passenger vehicles in the Bay Area than were used in 2010, but it will be
approximately 50% less in 2035 over what they were in 2010.
So, do ABAG and MTC report a 50%
decline in gas tax revenues in their budget for 2035 or 2040? Of
course not. They “mitigate” these inevitable declines by ignoring most of the
declines, then assuming that the retail price of gas will increase over the
next 30 years by vastly higher rates than the Plan’s assumed rate of
inflation. As a result, the problem of 50% fewer gallons of gas used by
passenger vehicles in the later years of the Plan is “solved,” and the Plan
reports continuing increases in gas tax revenues, in defiance of reality, and
in utter disregard for proper budgeting and forecasting practices.
3. MTC and ABAG’s lack of response
Needless to say, none of what the comments
establish above was addressed or considered by ABAG and MTC. No changes in
the analysis were offered, and no modifications to the Plan were considered.
ABAG and MTC staff, for their part, simply
ignored the comments that questioned the Plan in their reports to the public
and to the ABAG Executive Board and the MTC commissioners. Their “Summary of
Public Comments” submitted orally and in writing on June 14, 2013, spent much
of its time discussing a public opinion survey where the agencies asked
residents whether they would be in favor of a Plan that helped the economy and
the environment, and made housing more affordable, then spent most of the rest
of the time discussing comments submitted by other government agencies.

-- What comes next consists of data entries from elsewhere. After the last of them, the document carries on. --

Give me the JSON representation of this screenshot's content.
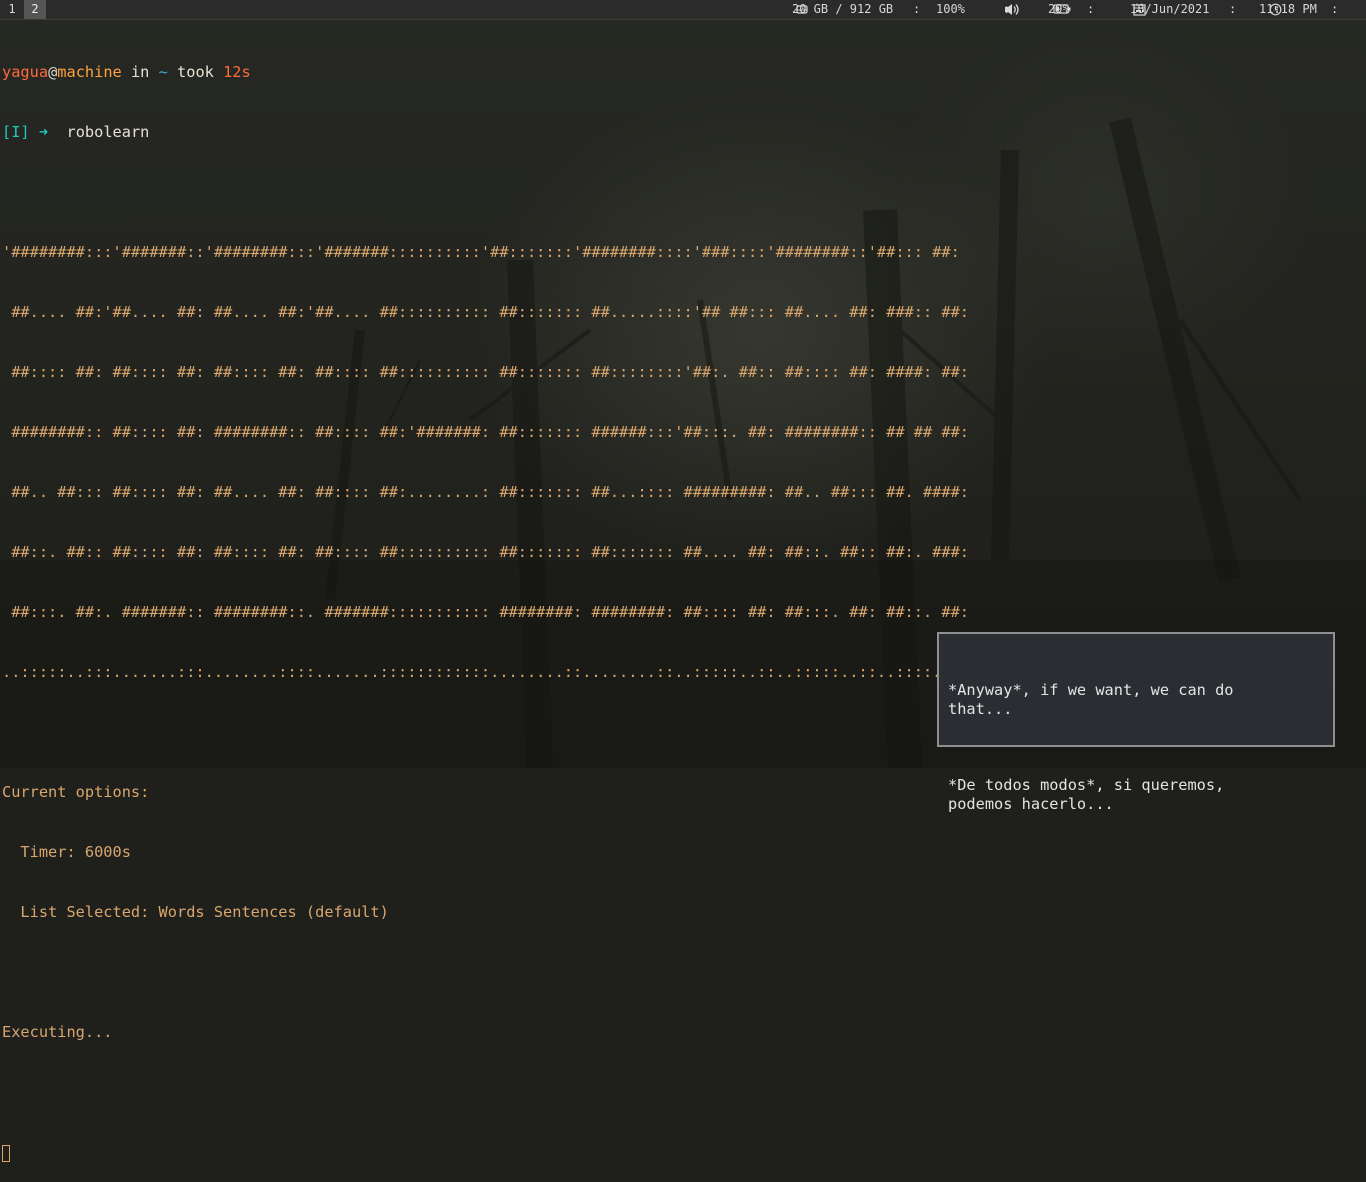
{
  "topbar": {
    "workspaces": [
      "1",
      "2"
    ],
    "active_workspace": "2",
    "disk_icon": "hard-drive-icon",
    "disk": "20 GB / 912 GB",
    "volume": "100%",
    "volume_icon": "speaker-icon",
    "battery_icon": "battery-icon",
    "battery": "29%",
    "calendar_icon": "calendar-icon",
    "date": "18/Jun/2021",
    "clock_icon": "clock-icon",
    "time": "11:18 PM",
    "wifi_icon": "wifi-icon",
    "separator": ":"
  },
  "terminal": {
    "prompt": {
      "user": "yagua",
      "at": "@",
      "host": "machine",
      "in": " in ",
      "dir": "~",
      "took": " took ",
      "duration": "12s",
      "mode": "[I]",
      "arrow": "➜",
      "command": "robolearn"
    },
    "ascii_art": [
      "'########:::'#######::'########:::'#######::::::::::'##:::::::'########::::'###::::'########::'##::: ##:",
      " ##.... ##:'##.... ##: ##.... ##:'##.... ##:::::::::: ##::::::: ##.....::::'## ##::: ##.... ##: ###:: ##:",
      " ##:::: ##: ##:::: ##: ##:::: ##: ##:::: ##:::::::::: ##::::::: ##::::::::'##:. ##:: ##:::: ##: ####: ##:",
      " ########:: ##:::: ##: ########:: ##:::: ##:'#######: ##::::::: ######:::'##:::. ##: ########:: ## ## ##:",
      " ##.. ##::: ##:::: ##: ##.... ##: ##:::: ##:........: ##::::::: ##...:::: #########: ##.. ##::: ##. ####:",
      " ##::. ##:: ##:::: ##: ##:::: ##: ##:::: ##:::::::::: ##::::::: ##::::::: ##.... ##: ##::. ##:: ##:. ###:",
      " ##:::. ##:. #######:: ########::. #######::::::::::: ########: ########: ##:::: ##: ##:::. ##: ##::. ##:",
      "..:::::..:::.......:::........::::.......::::::::::::........::........::..:::::..::..:::::..::..::::..::"
    ],
    "options_header": "Current options:",
    "timer": "  Timer: 6000s",
    "list_selected": "  List Selected: Words Sentences (default)",
    "status": "Executing..."
  },
  "notification": {
    "english": "*Anyway*, if we want, we can do\nthat...",
    "spanish": "*De todos modos*, si queremos,\npodemos hacerlo..."
  }
}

Their
“Summary of Public Comments” only touched briefly on the substantive concerns
raised in the overwhelming majority of the comment letters by discussing what
they characterized as “information or statements” made by the public about the
Plan that required “correction” or “clarification.”
ABAG and MTC’s responses to comments in
the Final EIR were similarly deficient. They lost fifteen letters entirely,
and it wasn’t until Bay Area Citizens repeatedly urged the agencies to look
through their records to find missing comment letters that they found those
missing letters. The responses to the issues raised in individual comment
letters provided by ABAG and MTC were astonishingly dismissive in many cases.
This lack of responsiveness by the agencies was a fitting, though sad, end to
a several year process where citizen concerns, citizen input, and the
substantive issues citizens raised, were completely ignored.